Researchers at the University of California-Berkeley are developing a 3-D imaging technology that can remotely sense objects across distances as long as 30 feet, 10 times farther than what can be done with comparable current low-power laser systems.
"While meter-level operating distance is adequate for many traditional metrology instruments, the sweet spot for emerging consumer and robotics applications is around 10 meters," according to researcher Behnam Behroozpour. "This range covers the size of typical living spaces while avoiding excessive power dissipation and possible eye safety concerns."
The researchers applied frequency-modulated continuous-wave (FMCW) technology to shrink the size and power consumption of today’s typical LIDAR (Light Radar) system without compromising their performance in terms of distance.
LIDAR systems emit laser light that hits an object, and then can tell how far away that object is by measuring changes in the light frequency that is reflected back. Current lasers used in high-resolution LIDAR imaging can be large, power-hungry and expensive.
The Berkeley team in their prototype system exploited MEMS tunable VCSELs to amplify the system's signal without an expense of power.
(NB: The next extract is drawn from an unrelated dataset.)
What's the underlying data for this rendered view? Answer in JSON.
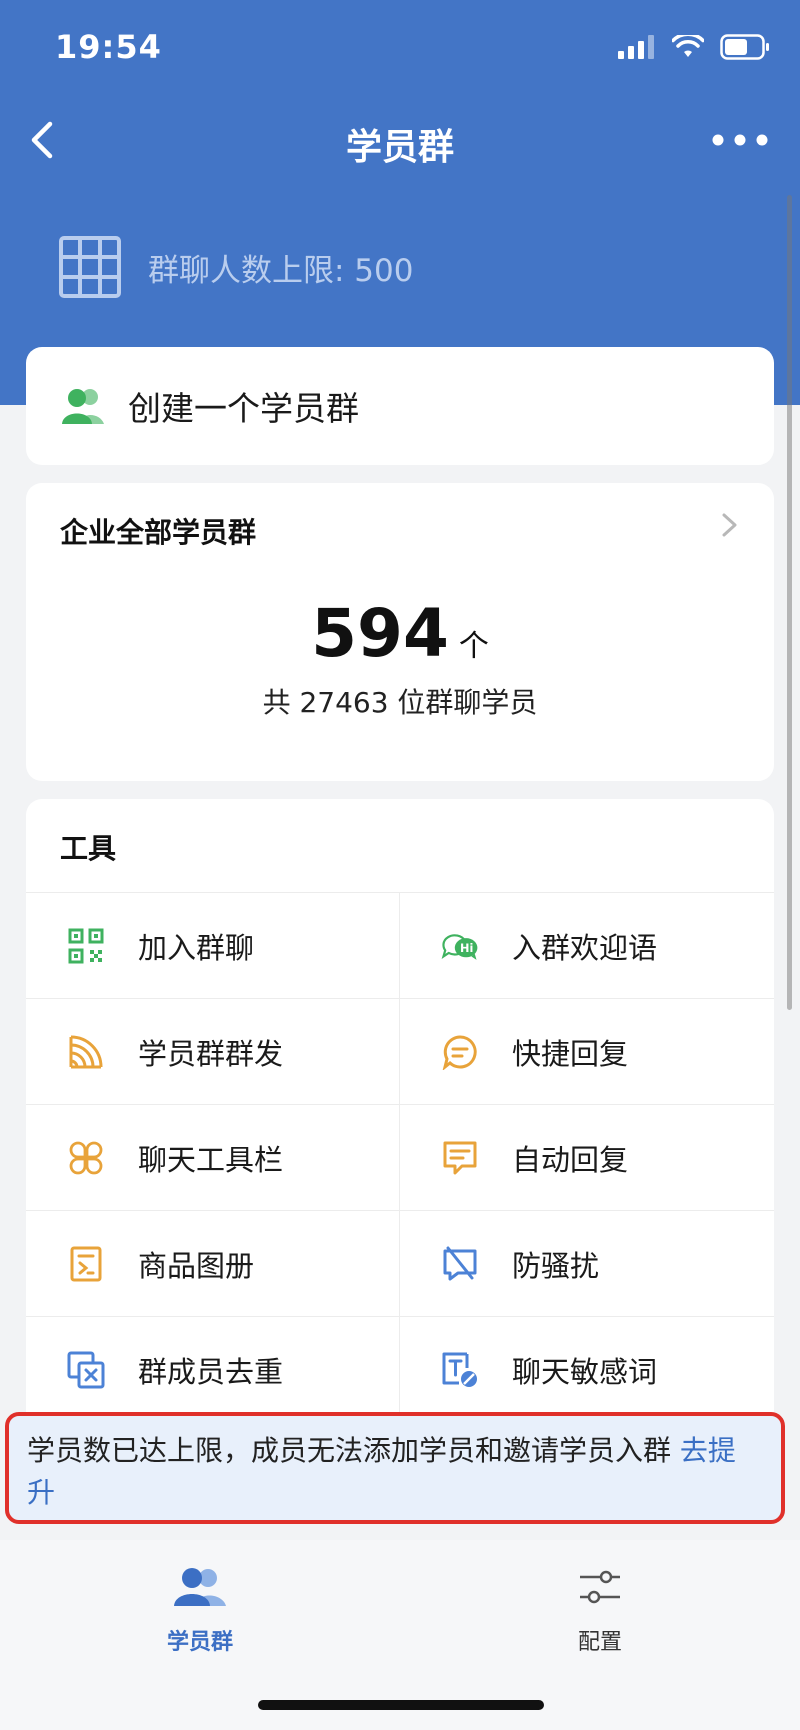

"Generally, increasing the signal amplitude results in increased power dissipation," said Behroozpour. "Our solution avoids this tradeoff, thereby retaining the low power advantage of VCSELs for this application." The team's next plans include integrating the VCSEL, photonics and electronics into a chip-scale package.
The Berkeley team will present their achievement titled "Method for Increasing the Operating Distance of MEMS LIDAR beyond Brownian Noise Limitation," at the Conference on Lasers and Electro-Optics held June 8-13 in San Jose, Calif.